- [Exercise aim]:
From the records below, report the number of lines that contain "icon", and add nothing.

[Start of section]

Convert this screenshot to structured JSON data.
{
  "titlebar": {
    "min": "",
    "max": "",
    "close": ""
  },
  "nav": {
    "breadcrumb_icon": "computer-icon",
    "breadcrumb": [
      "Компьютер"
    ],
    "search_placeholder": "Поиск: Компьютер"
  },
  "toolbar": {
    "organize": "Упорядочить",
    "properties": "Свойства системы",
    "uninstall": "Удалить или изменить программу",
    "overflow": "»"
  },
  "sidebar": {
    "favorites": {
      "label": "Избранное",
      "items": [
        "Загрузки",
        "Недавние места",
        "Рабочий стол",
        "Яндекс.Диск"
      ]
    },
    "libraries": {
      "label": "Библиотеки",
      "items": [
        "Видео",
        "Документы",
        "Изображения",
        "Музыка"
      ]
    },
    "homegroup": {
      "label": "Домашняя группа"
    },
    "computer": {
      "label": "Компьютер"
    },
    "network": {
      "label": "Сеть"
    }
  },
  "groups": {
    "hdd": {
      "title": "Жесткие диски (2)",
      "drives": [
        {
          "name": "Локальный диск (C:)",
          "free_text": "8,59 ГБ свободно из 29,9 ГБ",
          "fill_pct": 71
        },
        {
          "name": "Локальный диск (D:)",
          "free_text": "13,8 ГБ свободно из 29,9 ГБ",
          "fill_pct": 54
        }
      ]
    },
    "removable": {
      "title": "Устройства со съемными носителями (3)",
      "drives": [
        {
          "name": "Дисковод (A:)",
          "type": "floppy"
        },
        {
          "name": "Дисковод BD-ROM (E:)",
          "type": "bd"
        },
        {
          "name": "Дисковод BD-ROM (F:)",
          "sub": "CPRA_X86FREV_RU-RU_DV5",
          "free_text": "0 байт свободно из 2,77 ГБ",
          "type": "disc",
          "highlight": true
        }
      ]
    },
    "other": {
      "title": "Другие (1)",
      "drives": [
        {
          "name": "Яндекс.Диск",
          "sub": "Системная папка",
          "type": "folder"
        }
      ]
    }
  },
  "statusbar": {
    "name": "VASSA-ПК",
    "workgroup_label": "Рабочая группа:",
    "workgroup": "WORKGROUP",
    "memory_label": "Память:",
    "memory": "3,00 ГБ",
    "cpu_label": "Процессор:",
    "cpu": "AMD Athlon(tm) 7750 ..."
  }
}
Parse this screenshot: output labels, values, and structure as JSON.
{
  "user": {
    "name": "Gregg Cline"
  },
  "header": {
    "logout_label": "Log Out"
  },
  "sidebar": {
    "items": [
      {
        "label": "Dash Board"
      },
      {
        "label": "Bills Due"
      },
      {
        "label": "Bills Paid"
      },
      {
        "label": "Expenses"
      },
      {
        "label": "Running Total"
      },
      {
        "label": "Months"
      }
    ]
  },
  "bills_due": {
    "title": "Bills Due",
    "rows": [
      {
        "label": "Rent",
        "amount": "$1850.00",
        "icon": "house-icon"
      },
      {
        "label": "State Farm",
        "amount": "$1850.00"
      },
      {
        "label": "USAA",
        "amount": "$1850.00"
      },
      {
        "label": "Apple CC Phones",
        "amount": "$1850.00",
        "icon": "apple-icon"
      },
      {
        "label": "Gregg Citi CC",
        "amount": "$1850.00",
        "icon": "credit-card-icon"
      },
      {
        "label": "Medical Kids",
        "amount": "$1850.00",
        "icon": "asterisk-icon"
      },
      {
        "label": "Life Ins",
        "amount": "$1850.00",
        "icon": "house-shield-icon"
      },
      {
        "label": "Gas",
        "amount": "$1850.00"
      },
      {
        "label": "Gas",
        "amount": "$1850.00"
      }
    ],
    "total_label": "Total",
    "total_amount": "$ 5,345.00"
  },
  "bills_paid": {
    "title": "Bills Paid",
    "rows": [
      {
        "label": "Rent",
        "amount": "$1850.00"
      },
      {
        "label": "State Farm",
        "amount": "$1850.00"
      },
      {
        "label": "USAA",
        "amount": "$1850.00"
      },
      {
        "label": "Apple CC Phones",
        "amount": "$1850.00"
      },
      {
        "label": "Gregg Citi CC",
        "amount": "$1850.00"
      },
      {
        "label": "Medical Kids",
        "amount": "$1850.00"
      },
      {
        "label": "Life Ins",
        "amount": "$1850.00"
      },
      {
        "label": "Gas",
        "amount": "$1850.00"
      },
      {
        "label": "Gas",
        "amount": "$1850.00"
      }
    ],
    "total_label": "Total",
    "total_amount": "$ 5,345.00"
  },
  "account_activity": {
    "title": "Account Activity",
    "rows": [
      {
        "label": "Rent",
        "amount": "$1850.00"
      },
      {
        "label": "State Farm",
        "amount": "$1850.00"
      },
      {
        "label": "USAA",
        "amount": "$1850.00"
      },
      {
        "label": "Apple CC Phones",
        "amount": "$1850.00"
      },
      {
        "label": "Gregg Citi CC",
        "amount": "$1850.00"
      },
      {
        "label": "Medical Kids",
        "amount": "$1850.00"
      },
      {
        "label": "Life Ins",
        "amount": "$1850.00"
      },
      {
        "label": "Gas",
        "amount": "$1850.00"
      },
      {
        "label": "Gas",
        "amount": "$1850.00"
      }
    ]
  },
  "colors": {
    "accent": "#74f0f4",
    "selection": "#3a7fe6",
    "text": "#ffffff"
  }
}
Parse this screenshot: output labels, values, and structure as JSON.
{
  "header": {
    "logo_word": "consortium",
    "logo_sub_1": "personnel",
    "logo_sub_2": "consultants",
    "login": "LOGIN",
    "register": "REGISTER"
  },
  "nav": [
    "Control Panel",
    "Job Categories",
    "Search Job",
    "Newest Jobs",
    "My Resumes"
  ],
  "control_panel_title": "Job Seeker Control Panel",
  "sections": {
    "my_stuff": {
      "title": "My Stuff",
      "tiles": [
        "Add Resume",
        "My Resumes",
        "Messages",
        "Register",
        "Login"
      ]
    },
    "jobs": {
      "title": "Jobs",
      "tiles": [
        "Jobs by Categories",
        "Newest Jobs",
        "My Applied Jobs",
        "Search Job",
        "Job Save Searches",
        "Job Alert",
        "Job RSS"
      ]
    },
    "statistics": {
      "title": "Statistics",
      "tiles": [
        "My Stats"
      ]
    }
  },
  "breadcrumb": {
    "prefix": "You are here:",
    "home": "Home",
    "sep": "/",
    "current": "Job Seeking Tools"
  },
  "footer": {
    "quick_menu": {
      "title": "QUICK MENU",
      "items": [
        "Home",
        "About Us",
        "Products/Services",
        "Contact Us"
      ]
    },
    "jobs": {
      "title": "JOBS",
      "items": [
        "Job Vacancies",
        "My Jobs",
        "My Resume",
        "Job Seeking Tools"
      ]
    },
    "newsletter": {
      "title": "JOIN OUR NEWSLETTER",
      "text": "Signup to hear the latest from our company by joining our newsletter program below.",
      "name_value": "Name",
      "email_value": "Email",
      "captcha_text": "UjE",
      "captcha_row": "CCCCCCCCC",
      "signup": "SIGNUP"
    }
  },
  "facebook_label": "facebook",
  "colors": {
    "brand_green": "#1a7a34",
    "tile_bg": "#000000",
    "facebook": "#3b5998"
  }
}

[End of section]

- [Response to this exercise]:
6